Suppose you have a VM that you want to monitor for performance and availability. You can use Azure Monitor to gain real-time insights into the virtual machine’s resource utilization, application performance, and other key metrics.
For example, you can follow these steps to enable monitoring and diagnostics for a VM in Azure:
- In the Azure portal, go to the virtual machine’s “Monitoring” section.
- Click on “Diagnostic settings” and then click on “Add diagnostic setting”.
- Give the diagnostic setting a name, select the VM you want to monitor, and choose the metrics and logs you want to collect.
- Choose the storage account you want to use to store the monitoring data and specify the retention policy for the data.

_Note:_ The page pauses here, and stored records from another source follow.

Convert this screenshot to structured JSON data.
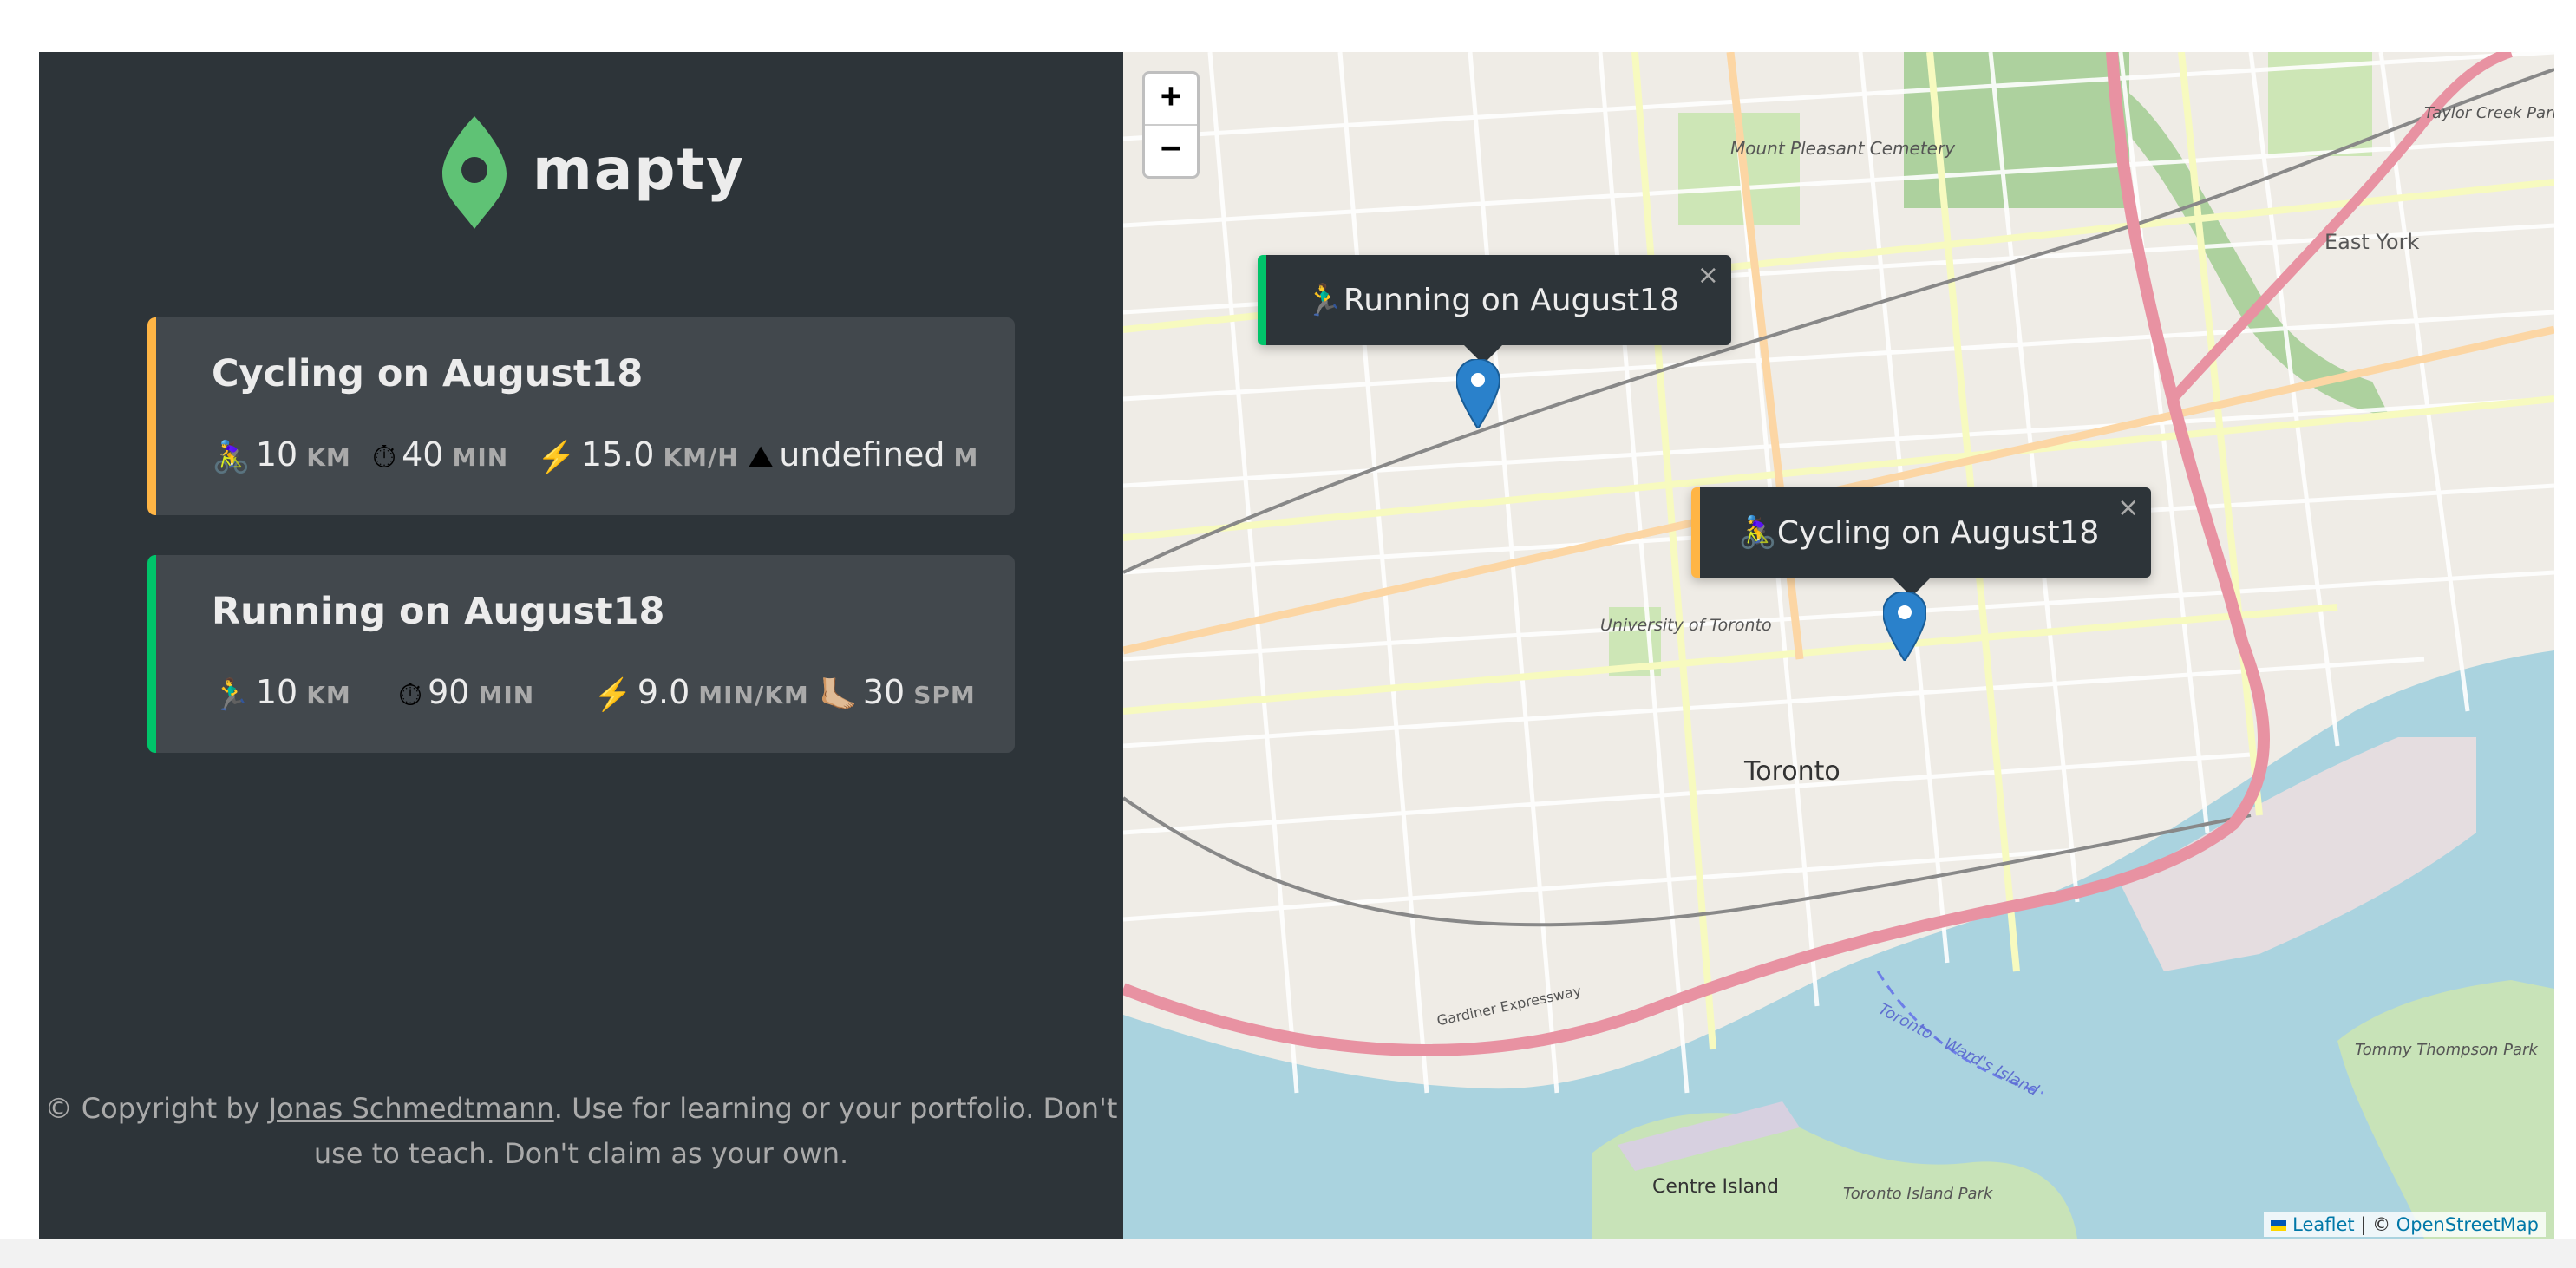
{
  "brand": {
    "name": "mapty",
    "accent": "#00c46a"
  },
  "colors": {
    "sidebar_bg": "#2d3439",
    "card_bg": "#42484d",
    "cycling": "#ffb545",
    "running": "#00c46a"
  },
  "workouts": [
    {
      "type": "cycling",
      "title": "Cycling on August18",
      "details": [
        {
          "icon": "🚴‍♀️",
          "icon_name": "cyclist-icon",
          "value": "10",
          "unit": "km"
        },
        {
          "icon": "⏱",
          "icon_name": "stopwatch-icon",
          "value": "40",
          "unit": "min"
        },
        {
          "icon": "⚡️",
          "icon_name": "lightning-icon",
          "value": "15.0",
          "unit": "km/h"
        },
        {
          "icon": "⛰",
          "icon_name": "mountain-icon",
          "value": "undefined",
          "unit": "m"
        }
      ]
    },
    {
      "type": "running",
      "title": "Running on August18",
      "details": [
        {
          "icon": "🏃‍♂️",
          "icon_name": "runner-icon",
          "value": "10",
          "unit": "km"
        },
        {
          "icon": "⏱",
          "icon_name": "stopwatch-icon",
          "value": "90",
          "unit": "min"
        },
        {
          "icon": "⚡️",
          "icon_name": "lightning-icon",
          "value": "9.0",
          "unit": "min/km"
        },
        {
          "icon": "🦶🏼",
          "icon_name": "footprint-icon",
          "value": "30",
          "unit": "spm"
        }
      ]
    }
  ],
  "copyright": {
    "prefix": "© Copyright by ",
    "author": "Jonas Schmedtmann",
    "suffix": ". Use for learning or your portfolio. Don't use to teach. Don't claim as your own."
  },
  "map": {
    "zoom_in": "+",
    "zoom_out": "−",
    "popups": [
      {
        "type": "running",
        "icon": "🏃‍♂️",
        "text": "Running on August18",
        "close": "×"
      },
      {
        "type": "cycling",
        "icon": "🚴‍♀️",
        "text": "Cycling on August18",
        "close": "×"
      }
    ],
    "labels": {
      "toronto": "Toronto",
      "east_york": "East York",
      "mount_pleasant": "Mount Pleasant Cemetery",
      "university": "University of Toronto",
      "centre_island": "Centre Island",
      "toronto_island_park": "Toronto Island Park",
      "tommy_thompson": "Tommy Thompson Park",
      "taylor_creek": "Taylor Creek Park",
      "ferry": "Toronto - Ward's Island",
      "gardiner": "Gardiner Expressway"
    },
    "attribution": {
      "leaflet": "Leaflet",
      "separator": " | © ",
      "osm": "OpenStreetMap"
    }
  }
}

- Click on “Save” to apply the changes.
By enabling monitoring and diagnostics for your virtual machines, you can proactively monitor the health and performance of your VMs and quickly identify and resolve potential issues. Additionally, you can use the collected data to generate reports, visualize trends, and perform analysis to gain deeper insights into the performance of your VMs.

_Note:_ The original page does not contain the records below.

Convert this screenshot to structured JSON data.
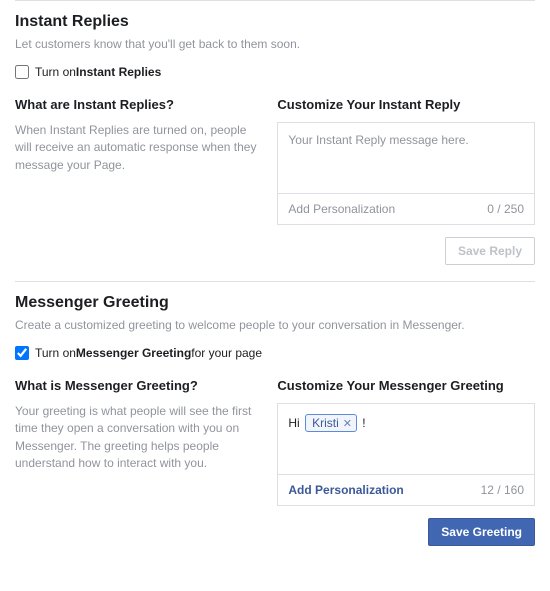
{
  "instantReplies": {
    "title": "Instant Replies",
    "subtitle": "Let customers know that you'll get back to them soon.",
    "toggle": {
      "prefix": "Turn on ",
      "bold": "Instant Replies"
    },
    "left": {
      "heading": "What are Instant Replies?",
      "desc": "When Instant Replies are turned on, people will receive an automatic response when they message your Page."
    },
    "right": {
      "heading": "Customize Your Instant Reply",
      "placeholder": "Your Instant Reply message here.",
      "addLabel": "Add Personalization",
      "counter": "0 / 250",
      "saveLabel": "Save Reply"
    }
  },
  "messengerGreeting": {
    "title": "Messenger Greeting",
    "subtitle": "Create a customized greeting to welcome people to your conversation in Messenger.",
    "toggle": {
      "prefix": "Turn on ",
      "bold": "Messenger Greeting",
      "suffix": " for your page"
    },
    "left": {
      "heading": "What is Messenger Greeting?",
      "desc": "Your greeting is what people will see the first time they open a conversation with you on Messenger. The greeting helps people understand how to interact with you."
    },
    "right": {
      "heading": "Customize Your Messenger Greeting",
      "hi": "Hi ",
      "token": "Kristi",
      "after": " !",
      "addLabel": "Add Personalization",
      "counter": "12 / 160",
      "saveLabel": "Save Greeting"
    }
  }
}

- Implement security best practices: To secure your virtual machines, you can use Azure Security Center to implement security best practices and monitor for potential threats. You can also use Azure Active Directory to control access to VMs and secure your identity management. For example, you can use Azure Security Center to assess the security of your VMs, and implement security recommendations such as enabling network security group (NSG) rules to restrict inbound and outbound traffic.
Suppose you have a VM that you want to connect to other resources in your Azure environment. You can use a managed virtual network to provide a secure and scalable networking solution for your VM.
For example, you can follow these steps to create a managed virtual network in Azure:
- In the Azure portal, go to the “Virtual network” section and click on “Add”.
- Give the virtual network a name, select the appropriate subscription and resource group, and specify the address space.
- Create one or more subnets within the virtual network, and specify the subnet address range and subnet name.
- Associate the virtual network with a network security group (NSG) to control inbound and outbound traffic.
- Create a network interface for your VM and associate it with the virtual network and subnet you created.
By using a managed virtual network, you can create a secure and isolated network environment for your VM and connect it to other resources in your Azure environment. Additionally, you can use the virtual network to control and manage network traffic and implement advanced networking scenarios such as load balancing, VPN connectivity, and more.
- Keep virtual machines up to date: Regularly updating your VMs with the latest security patches and software updates helps ensure that they are protected against potential threats and vulnerabilities. You can use Azure Update Management to automate the update process and keep your VMs up to date. For example, you can schedule regular updates for your VMs to ensure they always have the latest security patches and software updates installed.